Task goal -> Below are the records; copy every line in them that holds the string "name".

^^^^

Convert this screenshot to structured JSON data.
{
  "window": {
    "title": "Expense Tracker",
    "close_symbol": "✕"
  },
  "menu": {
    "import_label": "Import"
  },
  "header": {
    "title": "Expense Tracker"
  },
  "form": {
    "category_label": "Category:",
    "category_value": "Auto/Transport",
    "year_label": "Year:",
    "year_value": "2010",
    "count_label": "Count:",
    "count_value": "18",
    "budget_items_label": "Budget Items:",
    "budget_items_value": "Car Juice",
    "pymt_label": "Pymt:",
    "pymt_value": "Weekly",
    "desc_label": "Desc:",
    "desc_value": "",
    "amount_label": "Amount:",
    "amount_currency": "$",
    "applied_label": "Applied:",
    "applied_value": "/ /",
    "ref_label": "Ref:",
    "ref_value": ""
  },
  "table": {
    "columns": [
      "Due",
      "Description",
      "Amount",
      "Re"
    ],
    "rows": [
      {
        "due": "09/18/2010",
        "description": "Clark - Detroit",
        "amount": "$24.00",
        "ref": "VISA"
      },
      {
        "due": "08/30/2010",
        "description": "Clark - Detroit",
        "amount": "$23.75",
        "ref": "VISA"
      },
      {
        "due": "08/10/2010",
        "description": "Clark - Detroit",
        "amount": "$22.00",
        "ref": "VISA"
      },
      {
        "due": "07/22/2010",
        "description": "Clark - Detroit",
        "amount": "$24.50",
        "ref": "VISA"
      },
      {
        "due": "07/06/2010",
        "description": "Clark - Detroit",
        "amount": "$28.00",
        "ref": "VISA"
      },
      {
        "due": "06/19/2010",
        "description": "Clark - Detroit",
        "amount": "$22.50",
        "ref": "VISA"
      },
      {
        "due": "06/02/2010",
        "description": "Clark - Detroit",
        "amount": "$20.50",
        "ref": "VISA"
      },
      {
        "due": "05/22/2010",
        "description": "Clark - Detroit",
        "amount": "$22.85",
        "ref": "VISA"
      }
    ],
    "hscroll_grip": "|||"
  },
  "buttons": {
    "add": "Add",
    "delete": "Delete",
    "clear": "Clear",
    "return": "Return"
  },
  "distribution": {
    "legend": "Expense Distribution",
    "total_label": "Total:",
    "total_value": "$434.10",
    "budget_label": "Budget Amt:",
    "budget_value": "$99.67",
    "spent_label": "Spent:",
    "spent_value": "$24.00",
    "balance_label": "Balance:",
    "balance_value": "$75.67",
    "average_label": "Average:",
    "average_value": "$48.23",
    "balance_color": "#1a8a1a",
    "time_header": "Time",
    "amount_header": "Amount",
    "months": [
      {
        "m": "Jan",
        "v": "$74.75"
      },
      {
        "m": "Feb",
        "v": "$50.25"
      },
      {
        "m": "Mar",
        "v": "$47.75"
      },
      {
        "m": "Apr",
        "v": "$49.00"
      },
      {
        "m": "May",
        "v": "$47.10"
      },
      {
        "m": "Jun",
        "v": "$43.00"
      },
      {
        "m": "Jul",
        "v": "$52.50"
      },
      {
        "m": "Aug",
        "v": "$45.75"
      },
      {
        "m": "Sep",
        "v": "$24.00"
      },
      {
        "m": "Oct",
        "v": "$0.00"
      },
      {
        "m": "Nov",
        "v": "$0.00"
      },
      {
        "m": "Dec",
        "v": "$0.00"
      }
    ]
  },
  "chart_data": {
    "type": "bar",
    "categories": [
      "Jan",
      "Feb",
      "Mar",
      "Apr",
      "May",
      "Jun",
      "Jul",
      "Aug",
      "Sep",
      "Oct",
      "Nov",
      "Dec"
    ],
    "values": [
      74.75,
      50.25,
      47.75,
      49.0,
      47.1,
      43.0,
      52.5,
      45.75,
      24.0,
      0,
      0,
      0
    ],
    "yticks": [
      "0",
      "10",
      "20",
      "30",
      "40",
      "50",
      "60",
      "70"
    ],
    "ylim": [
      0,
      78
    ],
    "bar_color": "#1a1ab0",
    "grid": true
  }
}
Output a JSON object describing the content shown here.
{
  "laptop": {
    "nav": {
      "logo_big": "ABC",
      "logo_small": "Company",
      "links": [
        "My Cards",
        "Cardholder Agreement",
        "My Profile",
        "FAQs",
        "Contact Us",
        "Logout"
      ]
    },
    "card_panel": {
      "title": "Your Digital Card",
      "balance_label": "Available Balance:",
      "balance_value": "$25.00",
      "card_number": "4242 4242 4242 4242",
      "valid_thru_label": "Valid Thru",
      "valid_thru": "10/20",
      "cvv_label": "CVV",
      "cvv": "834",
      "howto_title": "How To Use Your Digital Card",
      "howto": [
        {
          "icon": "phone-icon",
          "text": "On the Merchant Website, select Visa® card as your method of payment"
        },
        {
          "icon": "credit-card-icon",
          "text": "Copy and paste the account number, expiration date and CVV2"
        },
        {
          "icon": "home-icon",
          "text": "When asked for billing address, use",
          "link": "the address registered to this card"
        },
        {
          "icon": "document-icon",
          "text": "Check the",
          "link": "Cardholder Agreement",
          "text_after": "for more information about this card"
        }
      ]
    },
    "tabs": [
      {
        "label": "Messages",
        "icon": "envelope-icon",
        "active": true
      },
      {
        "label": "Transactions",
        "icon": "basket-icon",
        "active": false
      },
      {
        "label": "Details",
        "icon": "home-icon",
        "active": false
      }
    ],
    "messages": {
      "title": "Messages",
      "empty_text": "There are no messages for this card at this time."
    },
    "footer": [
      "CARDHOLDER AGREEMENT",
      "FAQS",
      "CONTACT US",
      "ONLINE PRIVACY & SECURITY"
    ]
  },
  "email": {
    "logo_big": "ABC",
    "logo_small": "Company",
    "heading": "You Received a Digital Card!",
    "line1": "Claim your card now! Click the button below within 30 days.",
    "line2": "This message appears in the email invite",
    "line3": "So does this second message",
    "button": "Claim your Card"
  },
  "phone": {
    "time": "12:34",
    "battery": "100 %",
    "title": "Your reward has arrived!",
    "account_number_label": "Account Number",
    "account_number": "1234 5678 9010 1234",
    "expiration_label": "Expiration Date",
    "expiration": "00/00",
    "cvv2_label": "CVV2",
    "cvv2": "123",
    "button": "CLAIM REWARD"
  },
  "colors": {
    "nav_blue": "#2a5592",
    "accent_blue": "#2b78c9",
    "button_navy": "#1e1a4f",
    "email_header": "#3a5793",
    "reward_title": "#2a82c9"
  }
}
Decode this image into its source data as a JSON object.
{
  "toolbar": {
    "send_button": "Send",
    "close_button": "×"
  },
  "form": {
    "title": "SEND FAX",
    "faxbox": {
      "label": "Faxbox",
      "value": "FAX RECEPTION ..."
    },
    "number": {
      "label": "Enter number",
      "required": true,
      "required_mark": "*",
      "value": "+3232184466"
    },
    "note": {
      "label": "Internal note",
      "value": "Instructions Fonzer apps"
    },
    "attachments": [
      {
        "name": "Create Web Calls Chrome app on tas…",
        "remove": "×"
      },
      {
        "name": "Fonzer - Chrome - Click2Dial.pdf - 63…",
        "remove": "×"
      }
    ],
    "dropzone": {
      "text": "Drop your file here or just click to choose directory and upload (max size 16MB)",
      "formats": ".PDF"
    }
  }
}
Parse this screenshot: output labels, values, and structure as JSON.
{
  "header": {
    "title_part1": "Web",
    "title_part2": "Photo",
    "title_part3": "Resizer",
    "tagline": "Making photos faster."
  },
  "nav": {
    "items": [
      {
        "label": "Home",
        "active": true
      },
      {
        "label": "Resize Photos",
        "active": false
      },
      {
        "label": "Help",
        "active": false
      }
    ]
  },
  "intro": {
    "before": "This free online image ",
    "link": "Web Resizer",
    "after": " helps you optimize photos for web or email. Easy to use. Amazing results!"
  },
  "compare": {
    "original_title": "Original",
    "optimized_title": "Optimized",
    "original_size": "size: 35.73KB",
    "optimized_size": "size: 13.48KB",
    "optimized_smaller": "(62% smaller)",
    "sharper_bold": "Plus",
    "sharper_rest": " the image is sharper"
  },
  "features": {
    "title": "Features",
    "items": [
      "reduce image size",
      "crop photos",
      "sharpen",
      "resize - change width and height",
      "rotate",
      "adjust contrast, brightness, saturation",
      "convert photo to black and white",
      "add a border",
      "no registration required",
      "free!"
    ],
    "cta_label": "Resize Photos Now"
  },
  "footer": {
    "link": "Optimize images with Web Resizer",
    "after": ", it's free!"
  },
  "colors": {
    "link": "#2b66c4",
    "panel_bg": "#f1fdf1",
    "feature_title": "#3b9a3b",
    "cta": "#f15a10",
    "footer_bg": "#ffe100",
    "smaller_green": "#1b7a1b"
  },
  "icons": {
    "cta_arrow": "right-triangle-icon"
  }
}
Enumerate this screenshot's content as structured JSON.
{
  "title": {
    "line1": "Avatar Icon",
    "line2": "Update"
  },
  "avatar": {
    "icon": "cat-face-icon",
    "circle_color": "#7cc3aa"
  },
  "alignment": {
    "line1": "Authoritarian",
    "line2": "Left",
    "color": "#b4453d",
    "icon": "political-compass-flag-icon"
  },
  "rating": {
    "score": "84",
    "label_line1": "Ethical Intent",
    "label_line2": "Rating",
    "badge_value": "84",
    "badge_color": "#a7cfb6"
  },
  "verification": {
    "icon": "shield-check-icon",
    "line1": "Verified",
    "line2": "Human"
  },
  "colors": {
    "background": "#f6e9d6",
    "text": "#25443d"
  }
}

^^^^

Result of the exercise ->
        "name": "Create Web Calls Chrome app on tas…",
        "name": "Fonzer - Chrome - Click2Dial.pdf - 63…",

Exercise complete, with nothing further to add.